2015-02-11 18:24:05,343 [fluo.tx ] TRACE: txid: 3 class: com.SimpleLoader
2015-02-11 18:24:05,357 [fluo.tx ] TRACE: txid: 3 get(4333, stat count ) -> null
2015-02-11 18:24:05,357 [fluo.tx ] TRACE: txid: 3 set(4333, stat count , 1)
2015-02-11 18:24:05,441 [fluo.tx ] TRACE: txid: 3 commit() -> SUCCESSFUL commitTs: 4
2015-02-11 18:24:05,341 [fluo.tx ] TRACE: txid: 5 begin() thread: 198
2015-02-11 18:24:05,442 [fluo.tx ] TRACE: txid: 3 close()
2015-02-11 18:24:05,343 [fluo.tx ] TRACE: txid: 5 class: com.SimpleLoader
2015-02-11 18:24:05,357 [fluo.tx ] TRACE: txid: 5 get(4333, stat count ) -> 1
2015-02-11 18:24:05,357 [fluo.tx ] TRACE: txid: 5 set(4333, stat count , 2)
2015-02-11 18:24:05,441 [fluo.tx ] TRACE: txid: 5 commit() -> SUCCESSFUL commitTs: 6
2015-02-11 18:24:05,442 [fluo.tx ] TRACE: txid: 5 close()

The log above traces the following sequence of events.

  • Transaction T1 has a start timestamp of 3
  • Thread with id 198 is executing T1, its running code from the class com.SimpleLoader
  • T1 reads row 4333 and column stat count which does not exist
  • T1 sets row 4333 and column stat count to 1
  • T1 commits successfully and its commit timestamp from the Oracle is 4.
  • Transaction T2 has a start timestamp of 5 (because its 5 > 4 it can see what T1 wrote).
  • T2 reads a value of 1 for row 4333 and column stat count
  • T2 sets row 4333 and column stat countto2`
  • T2 commits successfully with a commit timestamp of 6

Below is an example log after only setting io.fluo.tx.collisions to TRACE. This setting will only log trace information when a collision occurs. Unlike the previous example, what the transaction read and wrote is not logged. This shows that a transaction with a start timestamp of 106 and a class name of com.SimpleLoader collided with another transaction on row r1 and column fam1 qual1.

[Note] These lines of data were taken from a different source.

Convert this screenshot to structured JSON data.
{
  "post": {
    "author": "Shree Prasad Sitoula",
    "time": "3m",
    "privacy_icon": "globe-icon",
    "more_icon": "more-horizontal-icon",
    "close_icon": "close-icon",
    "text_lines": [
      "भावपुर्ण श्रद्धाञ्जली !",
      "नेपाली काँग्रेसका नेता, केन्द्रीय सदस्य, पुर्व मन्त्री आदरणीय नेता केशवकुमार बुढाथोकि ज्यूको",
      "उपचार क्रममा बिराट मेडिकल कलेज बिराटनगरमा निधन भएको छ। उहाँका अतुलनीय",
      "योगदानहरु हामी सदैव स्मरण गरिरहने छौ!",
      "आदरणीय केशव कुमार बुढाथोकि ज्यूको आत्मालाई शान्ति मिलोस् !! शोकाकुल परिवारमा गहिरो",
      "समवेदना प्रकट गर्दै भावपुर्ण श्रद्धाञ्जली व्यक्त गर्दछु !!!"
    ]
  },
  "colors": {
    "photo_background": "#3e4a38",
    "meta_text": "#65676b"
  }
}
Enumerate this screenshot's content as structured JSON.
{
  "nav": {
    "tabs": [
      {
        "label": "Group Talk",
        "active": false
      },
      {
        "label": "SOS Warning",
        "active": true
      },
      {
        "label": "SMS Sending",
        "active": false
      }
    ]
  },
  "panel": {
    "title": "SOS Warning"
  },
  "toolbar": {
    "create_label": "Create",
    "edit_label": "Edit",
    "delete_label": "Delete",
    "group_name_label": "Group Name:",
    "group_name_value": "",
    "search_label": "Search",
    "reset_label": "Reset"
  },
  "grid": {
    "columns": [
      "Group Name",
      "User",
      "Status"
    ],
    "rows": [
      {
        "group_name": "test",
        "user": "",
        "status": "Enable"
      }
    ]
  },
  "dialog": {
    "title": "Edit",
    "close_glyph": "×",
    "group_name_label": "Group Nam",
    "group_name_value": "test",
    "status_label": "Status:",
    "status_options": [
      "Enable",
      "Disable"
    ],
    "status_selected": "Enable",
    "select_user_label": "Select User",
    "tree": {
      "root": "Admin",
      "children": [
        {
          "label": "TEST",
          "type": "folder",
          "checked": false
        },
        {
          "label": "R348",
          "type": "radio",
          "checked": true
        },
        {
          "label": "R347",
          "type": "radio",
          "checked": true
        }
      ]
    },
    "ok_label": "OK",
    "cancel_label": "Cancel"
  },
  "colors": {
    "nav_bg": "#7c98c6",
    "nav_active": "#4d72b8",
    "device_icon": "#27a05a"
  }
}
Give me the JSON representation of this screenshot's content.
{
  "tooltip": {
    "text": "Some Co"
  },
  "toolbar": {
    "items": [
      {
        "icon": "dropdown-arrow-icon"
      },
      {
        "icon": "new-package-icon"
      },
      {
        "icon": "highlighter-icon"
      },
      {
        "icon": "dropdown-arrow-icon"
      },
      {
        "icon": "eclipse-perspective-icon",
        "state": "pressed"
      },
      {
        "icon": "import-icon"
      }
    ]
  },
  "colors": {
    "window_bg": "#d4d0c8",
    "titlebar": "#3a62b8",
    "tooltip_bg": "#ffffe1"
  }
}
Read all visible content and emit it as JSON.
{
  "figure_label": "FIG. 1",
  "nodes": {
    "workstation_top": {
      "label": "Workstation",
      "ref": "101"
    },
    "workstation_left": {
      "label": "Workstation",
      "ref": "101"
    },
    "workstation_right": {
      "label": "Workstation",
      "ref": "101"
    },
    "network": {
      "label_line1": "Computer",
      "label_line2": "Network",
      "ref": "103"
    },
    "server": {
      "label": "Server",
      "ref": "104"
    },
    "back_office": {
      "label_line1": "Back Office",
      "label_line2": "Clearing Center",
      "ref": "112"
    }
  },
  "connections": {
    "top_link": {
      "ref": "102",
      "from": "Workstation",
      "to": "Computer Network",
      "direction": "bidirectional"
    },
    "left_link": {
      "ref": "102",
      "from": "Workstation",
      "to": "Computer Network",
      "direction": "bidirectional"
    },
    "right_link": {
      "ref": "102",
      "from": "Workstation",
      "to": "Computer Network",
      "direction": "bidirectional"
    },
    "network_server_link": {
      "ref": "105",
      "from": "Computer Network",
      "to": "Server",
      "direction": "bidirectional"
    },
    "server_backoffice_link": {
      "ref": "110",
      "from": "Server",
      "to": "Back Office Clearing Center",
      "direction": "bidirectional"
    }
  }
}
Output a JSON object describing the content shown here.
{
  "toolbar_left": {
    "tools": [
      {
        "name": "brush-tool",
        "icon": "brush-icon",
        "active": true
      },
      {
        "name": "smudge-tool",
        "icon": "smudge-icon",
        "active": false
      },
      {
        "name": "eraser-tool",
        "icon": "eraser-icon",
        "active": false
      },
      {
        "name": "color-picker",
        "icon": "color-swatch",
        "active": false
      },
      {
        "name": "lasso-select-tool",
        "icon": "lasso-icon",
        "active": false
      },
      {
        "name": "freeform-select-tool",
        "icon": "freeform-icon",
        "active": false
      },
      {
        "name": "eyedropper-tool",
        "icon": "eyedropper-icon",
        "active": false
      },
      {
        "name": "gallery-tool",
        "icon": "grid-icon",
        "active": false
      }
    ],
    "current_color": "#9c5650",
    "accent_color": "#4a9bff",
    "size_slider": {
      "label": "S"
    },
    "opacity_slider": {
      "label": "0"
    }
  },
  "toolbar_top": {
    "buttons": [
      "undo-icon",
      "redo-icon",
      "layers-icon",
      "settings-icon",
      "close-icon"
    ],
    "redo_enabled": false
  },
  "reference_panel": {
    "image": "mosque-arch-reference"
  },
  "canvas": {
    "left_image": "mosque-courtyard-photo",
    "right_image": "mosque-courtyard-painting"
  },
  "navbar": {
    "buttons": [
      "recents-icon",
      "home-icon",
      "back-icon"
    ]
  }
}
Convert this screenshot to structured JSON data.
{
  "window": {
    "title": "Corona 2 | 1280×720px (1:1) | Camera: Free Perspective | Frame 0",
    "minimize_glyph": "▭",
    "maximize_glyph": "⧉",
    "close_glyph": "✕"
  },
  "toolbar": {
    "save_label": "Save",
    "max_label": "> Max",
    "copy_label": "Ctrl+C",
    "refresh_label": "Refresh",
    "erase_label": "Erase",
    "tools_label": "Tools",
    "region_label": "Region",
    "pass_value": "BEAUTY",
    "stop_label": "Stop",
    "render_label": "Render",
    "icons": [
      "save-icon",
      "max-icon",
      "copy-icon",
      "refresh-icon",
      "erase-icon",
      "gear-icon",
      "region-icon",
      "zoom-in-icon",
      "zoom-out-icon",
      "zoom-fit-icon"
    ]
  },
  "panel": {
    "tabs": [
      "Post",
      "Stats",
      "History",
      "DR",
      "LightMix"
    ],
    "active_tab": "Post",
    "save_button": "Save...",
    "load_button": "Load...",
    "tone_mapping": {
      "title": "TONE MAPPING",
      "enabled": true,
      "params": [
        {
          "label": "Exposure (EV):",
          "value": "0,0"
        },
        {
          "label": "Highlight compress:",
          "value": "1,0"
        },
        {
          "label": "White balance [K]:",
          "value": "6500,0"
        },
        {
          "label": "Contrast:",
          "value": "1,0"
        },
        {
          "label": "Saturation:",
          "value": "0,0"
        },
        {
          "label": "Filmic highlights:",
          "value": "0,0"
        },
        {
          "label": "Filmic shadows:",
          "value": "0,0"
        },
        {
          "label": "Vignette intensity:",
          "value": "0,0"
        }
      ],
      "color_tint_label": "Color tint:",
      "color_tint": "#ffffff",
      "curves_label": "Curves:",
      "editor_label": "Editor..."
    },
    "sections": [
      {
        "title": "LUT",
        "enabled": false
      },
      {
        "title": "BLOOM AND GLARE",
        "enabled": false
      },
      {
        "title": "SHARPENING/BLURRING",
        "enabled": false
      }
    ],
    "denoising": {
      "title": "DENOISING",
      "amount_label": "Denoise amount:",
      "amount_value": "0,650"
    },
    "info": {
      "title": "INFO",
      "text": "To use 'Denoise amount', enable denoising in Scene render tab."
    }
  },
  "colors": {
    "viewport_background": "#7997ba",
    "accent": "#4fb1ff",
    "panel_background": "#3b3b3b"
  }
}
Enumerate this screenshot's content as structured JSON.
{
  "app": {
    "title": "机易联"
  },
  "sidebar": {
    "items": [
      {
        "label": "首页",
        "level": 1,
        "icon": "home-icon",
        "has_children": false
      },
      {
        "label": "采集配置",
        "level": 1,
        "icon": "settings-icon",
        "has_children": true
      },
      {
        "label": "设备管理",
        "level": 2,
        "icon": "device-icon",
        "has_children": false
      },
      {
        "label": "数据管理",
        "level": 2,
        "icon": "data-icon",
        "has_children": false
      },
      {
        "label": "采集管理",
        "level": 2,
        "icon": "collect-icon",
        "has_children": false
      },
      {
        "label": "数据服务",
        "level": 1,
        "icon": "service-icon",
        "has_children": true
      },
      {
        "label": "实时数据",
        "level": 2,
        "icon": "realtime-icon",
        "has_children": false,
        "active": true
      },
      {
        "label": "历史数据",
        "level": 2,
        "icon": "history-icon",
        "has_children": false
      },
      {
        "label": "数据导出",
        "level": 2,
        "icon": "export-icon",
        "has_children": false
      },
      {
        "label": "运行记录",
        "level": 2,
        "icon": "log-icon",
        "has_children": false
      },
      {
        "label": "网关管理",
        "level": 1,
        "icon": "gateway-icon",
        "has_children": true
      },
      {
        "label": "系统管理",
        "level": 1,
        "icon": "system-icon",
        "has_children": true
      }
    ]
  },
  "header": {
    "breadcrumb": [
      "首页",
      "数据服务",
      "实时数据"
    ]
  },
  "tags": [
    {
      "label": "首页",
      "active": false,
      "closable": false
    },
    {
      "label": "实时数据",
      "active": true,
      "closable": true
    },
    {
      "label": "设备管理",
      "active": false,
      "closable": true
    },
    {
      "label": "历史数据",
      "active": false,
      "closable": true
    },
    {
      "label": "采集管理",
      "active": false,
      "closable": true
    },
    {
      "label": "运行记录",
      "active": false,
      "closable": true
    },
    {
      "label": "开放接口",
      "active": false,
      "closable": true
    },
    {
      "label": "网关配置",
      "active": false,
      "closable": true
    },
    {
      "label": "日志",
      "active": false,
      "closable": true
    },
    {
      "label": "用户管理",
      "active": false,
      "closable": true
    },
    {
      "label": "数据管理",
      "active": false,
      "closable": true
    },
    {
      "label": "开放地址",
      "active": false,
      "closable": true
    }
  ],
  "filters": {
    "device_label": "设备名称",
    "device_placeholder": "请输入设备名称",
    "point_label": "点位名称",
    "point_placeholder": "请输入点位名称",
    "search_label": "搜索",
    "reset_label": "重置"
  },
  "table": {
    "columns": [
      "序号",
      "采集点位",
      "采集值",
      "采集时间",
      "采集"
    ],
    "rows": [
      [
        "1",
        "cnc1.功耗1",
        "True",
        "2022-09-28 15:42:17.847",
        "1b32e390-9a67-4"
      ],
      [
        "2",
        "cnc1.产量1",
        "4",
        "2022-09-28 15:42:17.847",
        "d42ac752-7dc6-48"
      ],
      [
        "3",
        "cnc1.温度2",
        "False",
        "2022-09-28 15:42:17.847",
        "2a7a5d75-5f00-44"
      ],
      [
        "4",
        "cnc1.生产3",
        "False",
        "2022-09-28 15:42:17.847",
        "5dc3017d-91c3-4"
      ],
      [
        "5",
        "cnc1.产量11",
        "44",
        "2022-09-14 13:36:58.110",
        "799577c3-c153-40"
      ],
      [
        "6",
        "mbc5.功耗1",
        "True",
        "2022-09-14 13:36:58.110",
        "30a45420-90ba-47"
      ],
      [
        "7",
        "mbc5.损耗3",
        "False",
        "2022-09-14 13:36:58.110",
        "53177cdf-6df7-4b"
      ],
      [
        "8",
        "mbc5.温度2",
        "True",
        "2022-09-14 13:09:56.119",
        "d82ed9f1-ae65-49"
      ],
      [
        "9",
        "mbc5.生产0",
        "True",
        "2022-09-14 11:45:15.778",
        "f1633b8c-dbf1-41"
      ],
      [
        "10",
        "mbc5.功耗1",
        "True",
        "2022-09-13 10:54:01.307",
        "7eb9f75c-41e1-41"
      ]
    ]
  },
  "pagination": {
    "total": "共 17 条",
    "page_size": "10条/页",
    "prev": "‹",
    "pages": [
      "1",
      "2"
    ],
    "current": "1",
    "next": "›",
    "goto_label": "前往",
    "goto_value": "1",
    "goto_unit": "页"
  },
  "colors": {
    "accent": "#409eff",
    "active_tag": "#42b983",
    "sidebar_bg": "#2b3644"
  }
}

2015-02-11 18:17:02,639 [tx.collisions] TRACE: txid: 106 class: com.SimpleLoader
2015-02-11 18:17:02,639 [tx.collisions] TRACE: txid: 106 collisions: {r1=[fam1 qual1 ]}